In a move that could mark a watershed for research into the benefits of marijuana, the federal government has approved a study of whether weed helps veterans who suffer from post-traumatic stress disorder.
Though PTSD is only one condition among many that weed may benefit, the green light from the Obama administration could change everything for those who want to study pot. For the first time, the government has signaled a shifting attitude toward cannabis research.
Until now, that research has been essentially impossible. That’s because an agency known as the National Institute on Drug Abuse controls access to the government’s marijuana farm in Mississippi, the only sanctioned source of weed for research.
That agency exists to combat drug use, so it has long stopped any investigation of marijuana’s benefits. Only anti-drug research has been allowed.
That two-faced policy – scientific research placed in the hands of an agency that opposes scientific research – has left researchers in the United States with no practical way to study weed’s effects. And without that investigation, political leaders have no information on which to base rational decisions.
“This is a great day,” said Suzanne A. Sisley, the Arizona researcher behind the study and clinical assistant professor of psychology at the University of Arizona College of Medicine. “The merits of a rigorous scientific trial have finally trumped politics.”
Sisley said she had tried for three years to get the OK to start her study at the university. It was approved by the Food and Drug Administration but stalled at the National Institute on Drug Abuse.
“We never relented,” she said. “But most other scientists have chosen not to even apply. The process is so onerous. With the implementation of this study and the data generated, this could lead to other crucial research projects.”
Government officials said they haven’t changed policy – Sisley just met the burden they impose for studying illegal drugs. In a letter, a review panel told her she had made “significant changes” that merited approval.
News of the decision drew praise from marijuana proponents, who said it was a sign of the changing times.
“The politics are shifting,” said Rick Doblin, executive director of the Multidisciplinary Association for Psychedelic Studies, a California organization that raises money for studies such as Sisley’s.
More than 80 percent of Americans support medical weed, yet even in states where it’s legal, research is largely out of reach. Some small-scale studies have been done, but serious, controlled research has been impossible.
For that reason, it has fallen mostly to Israel and a handful of other countries to examine pot’s medical qualities. American scientists and political reformers have pleaded with the government for years to end the embargo.

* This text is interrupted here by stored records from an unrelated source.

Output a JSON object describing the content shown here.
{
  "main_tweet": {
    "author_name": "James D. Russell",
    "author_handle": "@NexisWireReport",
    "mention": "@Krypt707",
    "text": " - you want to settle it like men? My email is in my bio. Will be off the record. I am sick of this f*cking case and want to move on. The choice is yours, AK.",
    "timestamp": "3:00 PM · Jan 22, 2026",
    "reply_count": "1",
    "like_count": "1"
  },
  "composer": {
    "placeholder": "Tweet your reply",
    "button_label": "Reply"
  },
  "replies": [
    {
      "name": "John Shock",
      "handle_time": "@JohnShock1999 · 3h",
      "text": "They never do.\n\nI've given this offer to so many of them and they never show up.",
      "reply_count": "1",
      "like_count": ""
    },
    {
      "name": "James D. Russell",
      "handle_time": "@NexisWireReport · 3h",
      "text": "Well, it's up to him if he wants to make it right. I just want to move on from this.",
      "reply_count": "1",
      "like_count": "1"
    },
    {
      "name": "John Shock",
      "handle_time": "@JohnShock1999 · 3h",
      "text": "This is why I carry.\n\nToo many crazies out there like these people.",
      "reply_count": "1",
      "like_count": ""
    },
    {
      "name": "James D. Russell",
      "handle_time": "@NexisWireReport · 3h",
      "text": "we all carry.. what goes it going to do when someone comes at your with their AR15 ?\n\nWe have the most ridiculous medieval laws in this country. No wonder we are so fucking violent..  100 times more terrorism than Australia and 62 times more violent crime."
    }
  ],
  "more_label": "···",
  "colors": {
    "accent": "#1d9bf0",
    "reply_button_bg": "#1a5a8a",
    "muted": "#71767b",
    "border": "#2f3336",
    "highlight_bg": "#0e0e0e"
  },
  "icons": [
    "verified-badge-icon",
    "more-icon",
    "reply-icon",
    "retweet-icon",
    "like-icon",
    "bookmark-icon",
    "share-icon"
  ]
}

“You have an impossible burden,” said U.S. Rep. Earl Blumenauer of Oregon, who has joined other members of congress in pressing Obama to make pot more accessible to scientists. “These are not people who are going to be involved with some clandestine production of the drug or do something nefarious. They are trying to do scientific research that will add to the body of knowledge and safety.”